It’s been a rather topsy-turvy year for The Spud Box owner Jerry Sommut.
After finding out just before Christmas that MTO had bought the property he had been operating on at the corner of Hwy. 7 and 41 in Kaladar and a chip truck wasn’t in their plans, he thought he’d found a new home at the corner of 7 and Road 38. But it turned out that Central Frontenac didn’t really have a bylaw governing chip trucks per se and when opposition arose to him being there, the Township decided it needed one.
So, despite the fact that he’d already paid the Township $1,000 as well as rent, he decided to remove his chip trailer without having ever opened or selling a single burger.
“People were calling the bylaw officer and I wasn’t even open yet,” he said. “I was just getting ready.”
He did, however, manage to work out a deal with MTO for this year and is selling chips and burgers a few metres from where his operation had been for seven years. But it’s temporary.
And he still plans to be in Sharbot Lake once everything gets worked out.
“I’m not mad, just upset at the process,” he said. “But I understand.

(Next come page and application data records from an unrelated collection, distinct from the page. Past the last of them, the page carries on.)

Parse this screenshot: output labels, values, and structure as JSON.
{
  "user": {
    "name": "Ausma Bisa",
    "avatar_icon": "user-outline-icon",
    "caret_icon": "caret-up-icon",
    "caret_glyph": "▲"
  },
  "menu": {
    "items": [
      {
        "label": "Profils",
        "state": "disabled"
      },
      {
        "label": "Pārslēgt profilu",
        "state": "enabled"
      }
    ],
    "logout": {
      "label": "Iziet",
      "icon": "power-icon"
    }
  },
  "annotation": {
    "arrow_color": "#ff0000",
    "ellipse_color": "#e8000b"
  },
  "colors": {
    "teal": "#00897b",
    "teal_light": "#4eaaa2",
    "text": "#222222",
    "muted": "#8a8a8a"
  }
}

“I have all the necessary certifications and I’m ready when they are.
“I will open up there.”
Sommut comes from a long line of cooks starting with his grandmother who was the head chef on a Great Lakes freighter. His introduction to the business of food was helping her.
“They ‘snuck’ me onto the ship and I helped my grandmother,” he said. “It was her kitchen and she ran it that way.”
As he grew up, his family owned several restaurants and he even had one himself in Tamworth that specialized in perch and pickerel.
“I’d still like to do that again,” he said.
But Sharbot Lake appeals to him the most, not the least of which because he owns property on St. Georges Lake. And, he believes the area has great potential.
“I know I’m going to bring business to Sharbot Lake,” he said. “If I’m serving 1,000 to 1,500 burgers a day, at least one of those customers is going to make the trip through town down to the lake.
“And I don’t sell pizza or wings so if people want those, I’ll tell them exactly where they can get them in town.”
He seems to genuinely enjoy his customers, chatting up everyone and extolling the virtues of his “custom-made, six-ounce burger” while three others are busily moving about the trailer grilling, cleaning and deep-frying.
“You know, we’ve been getting a lot of Arden people coming in for burgers,” he said. “We’re actually closer for them than Sharbot Lake and they’re all saying ‘we’re glad you’re back.’”
He regrets any hard feelings from the spring meeting in Sharbot Lake about a proposed bylaw and said he’s prepared to do whatever he can to set things straight.
“Let’s have that meeting again,” he said.